In today's economic news, the Empire State Manufacturing Index found another new low in March, with a reading of minus 38.23 against expectations of minus 32.0. And industrial production fell for a fourth straight month in February, dropping 1.4 percent, more than the 1.1-percent decline expected.
American Express shares dropped more than 3 percent after the credit-card provider, in a regulatory filing, said its net charge-off rate, a measure of credit default, jumped to 8.7 percent in February from 8.3 percent in January. And the 30-day delinquency rate climbed to 5.3 percent from 5.1 percent.
Earlier, American Express had been up as much as 8 percent, riding the rally in financials.
Bank shares continued to rally, after British bank Barclays echoed comments from U.S. banks last week, saying it had a "strong start" to 2009.
And HSBC said it won't need to raise more cash— or get any more bailout money from the goverment — after its recent $18 billion rights issue.
"There's a lack of pessimism right now.

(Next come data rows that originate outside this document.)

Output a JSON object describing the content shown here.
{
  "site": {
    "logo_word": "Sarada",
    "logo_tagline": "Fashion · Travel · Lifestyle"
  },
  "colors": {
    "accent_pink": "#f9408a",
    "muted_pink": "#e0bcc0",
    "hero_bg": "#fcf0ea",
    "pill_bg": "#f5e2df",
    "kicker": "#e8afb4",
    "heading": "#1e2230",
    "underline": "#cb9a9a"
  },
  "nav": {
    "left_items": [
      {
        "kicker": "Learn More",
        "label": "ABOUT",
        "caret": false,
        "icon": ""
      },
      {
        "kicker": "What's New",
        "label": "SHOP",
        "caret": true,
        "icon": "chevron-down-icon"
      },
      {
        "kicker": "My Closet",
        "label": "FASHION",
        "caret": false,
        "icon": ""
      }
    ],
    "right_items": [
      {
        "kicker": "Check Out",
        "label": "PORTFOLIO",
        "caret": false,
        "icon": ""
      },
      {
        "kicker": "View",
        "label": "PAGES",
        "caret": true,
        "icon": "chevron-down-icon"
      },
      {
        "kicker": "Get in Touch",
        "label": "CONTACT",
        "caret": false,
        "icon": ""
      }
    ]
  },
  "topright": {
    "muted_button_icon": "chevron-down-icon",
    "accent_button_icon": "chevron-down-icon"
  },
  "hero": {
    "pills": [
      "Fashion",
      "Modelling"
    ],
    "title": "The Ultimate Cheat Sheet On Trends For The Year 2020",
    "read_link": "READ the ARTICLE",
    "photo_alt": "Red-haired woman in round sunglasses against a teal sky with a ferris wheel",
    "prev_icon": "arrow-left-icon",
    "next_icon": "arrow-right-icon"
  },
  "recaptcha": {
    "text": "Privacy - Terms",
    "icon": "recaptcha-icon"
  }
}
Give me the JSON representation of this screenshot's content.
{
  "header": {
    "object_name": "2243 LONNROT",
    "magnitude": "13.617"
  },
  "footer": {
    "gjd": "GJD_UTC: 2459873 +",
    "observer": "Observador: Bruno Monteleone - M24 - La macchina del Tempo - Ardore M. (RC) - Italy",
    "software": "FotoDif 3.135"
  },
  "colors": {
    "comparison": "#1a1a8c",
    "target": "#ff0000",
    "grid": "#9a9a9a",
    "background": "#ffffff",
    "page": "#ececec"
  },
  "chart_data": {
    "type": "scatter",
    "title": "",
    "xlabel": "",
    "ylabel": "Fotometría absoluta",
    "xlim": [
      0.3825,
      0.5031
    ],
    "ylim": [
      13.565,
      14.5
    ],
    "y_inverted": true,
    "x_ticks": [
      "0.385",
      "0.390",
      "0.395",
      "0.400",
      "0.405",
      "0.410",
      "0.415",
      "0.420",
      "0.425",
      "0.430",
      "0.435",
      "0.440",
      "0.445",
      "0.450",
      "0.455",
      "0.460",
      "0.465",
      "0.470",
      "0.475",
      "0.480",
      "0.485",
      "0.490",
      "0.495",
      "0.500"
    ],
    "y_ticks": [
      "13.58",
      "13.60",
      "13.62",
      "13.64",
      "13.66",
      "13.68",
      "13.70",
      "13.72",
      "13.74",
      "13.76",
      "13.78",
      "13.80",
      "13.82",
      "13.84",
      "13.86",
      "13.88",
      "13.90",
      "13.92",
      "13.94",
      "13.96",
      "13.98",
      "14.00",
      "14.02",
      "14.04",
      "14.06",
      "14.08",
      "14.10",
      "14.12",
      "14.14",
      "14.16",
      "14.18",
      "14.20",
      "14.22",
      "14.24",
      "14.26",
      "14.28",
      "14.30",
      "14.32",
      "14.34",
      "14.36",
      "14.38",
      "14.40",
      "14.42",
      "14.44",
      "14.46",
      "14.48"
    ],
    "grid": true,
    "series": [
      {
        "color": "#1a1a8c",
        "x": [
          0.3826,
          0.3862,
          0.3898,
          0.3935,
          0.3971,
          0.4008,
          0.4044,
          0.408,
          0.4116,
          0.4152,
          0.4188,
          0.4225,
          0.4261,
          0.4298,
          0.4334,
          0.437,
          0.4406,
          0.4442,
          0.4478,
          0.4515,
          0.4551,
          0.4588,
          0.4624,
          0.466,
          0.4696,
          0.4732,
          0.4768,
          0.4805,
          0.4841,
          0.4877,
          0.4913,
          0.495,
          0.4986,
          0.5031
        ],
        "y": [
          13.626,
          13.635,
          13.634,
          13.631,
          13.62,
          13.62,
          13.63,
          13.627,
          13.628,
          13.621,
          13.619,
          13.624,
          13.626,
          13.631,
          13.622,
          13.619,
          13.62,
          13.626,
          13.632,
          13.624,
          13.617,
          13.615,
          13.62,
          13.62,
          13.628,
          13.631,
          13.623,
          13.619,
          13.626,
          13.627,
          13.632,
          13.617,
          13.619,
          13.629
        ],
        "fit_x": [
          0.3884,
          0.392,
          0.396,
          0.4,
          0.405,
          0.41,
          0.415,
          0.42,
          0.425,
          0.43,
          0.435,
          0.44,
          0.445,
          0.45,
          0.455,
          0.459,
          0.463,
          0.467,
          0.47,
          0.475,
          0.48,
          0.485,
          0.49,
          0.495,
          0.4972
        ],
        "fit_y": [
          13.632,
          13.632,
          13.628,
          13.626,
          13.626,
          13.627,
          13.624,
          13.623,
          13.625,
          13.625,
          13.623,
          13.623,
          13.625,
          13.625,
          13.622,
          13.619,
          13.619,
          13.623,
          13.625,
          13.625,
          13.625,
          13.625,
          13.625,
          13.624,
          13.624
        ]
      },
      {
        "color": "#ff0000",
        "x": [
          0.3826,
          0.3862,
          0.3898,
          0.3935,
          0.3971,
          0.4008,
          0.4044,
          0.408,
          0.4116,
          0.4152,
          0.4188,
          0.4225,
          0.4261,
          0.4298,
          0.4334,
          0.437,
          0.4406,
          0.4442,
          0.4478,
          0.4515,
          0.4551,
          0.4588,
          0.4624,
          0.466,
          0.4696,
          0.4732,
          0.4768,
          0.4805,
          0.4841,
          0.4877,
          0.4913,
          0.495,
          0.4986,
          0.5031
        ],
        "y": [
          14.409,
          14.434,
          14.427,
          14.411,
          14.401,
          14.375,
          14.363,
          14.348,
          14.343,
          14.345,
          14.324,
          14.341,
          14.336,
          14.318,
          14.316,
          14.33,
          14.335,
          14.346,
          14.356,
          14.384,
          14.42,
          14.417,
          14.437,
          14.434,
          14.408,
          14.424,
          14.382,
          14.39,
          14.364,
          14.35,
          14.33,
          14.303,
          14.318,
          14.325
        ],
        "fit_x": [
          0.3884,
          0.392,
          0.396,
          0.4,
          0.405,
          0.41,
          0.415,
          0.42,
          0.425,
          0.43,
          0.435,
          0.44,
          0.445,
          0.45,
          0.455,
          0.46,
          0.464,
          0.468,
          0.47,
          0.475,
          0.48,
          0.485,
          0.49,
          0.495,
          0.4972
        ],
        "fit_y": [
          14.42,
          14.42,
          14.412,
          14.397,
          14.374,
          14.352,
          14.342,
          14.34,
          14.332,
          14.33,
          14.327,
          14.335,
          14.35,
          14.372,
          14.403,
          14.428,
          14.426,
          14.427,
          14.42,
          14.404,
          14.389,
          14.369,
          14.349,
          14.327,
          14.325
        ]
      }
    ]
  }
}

A lot of worried investors had a scenario in mind that included a financial meltdown," Jack Ablin, chief investment officer at Harris Private Bank in Chicago, told Reuters.
"Given some of the statements from the banks and some other rhetoric, Fed Chairman Bernanke's appearance in a television interview, maybe investors are taking that meltdown scenario off the table," Ablin said.
Citigroup shares jumped 31 percent to end at $2.33, while Bank of America gained 7.3 percent to close at $6.18.
But the brokerages ended lower, with Goldman Sachs down 5 percent and Morgan Stanley off 9.4 percent.
General Electric ticked up to close at $9.66, after an intraday rally that pushed the stock over $10 after UBS removed the conglomerate, the parent of CNBC, from its short-term "sell" list.
Dow energy components ExxonMobil and Chevron ended flat as crude oil shed $1.10 to settle at $47.35 a barrel following news that OPEC doesn't plan to cut production.
More encouraging reports that authorities across the world were trying to contain the economic crisis came Monday, when the Nikkei business daily said the Bank of Japan is considering purchasing subordinated debt issued by banks to help bolster their capital.
But as G20 finance ministers made tentative advances during their preparatory talks at a countryside hotel south of London at the weekend, promising to raise the amount of funds available for emerging market economies that cry out for help, analysts said the group still does not have the "magic bullet" for the crisis.
TUESDAY: PPI; housing starts; Earnings from Sirius XM, Adobe; Apple preview of new iPhone software; Two-day Fed meeting begins
WEDNESDAY: Weekly mortgage applications; current account; weekly crude prices; Chicago Midwest manufacturing index; Earnings from General Mills, Oracle and Nike; Fed decision on interest rates; House hearing on AIG
THURSDAY: Weekly jobless claims; leading indicators; Philly Fed survey; Earnings from FedEx; GE to provide details on GE Capital
FRIDAY: Quadruple witching; Fed's Bernanke speaks about financial crisis at bankers' convention in Phoenix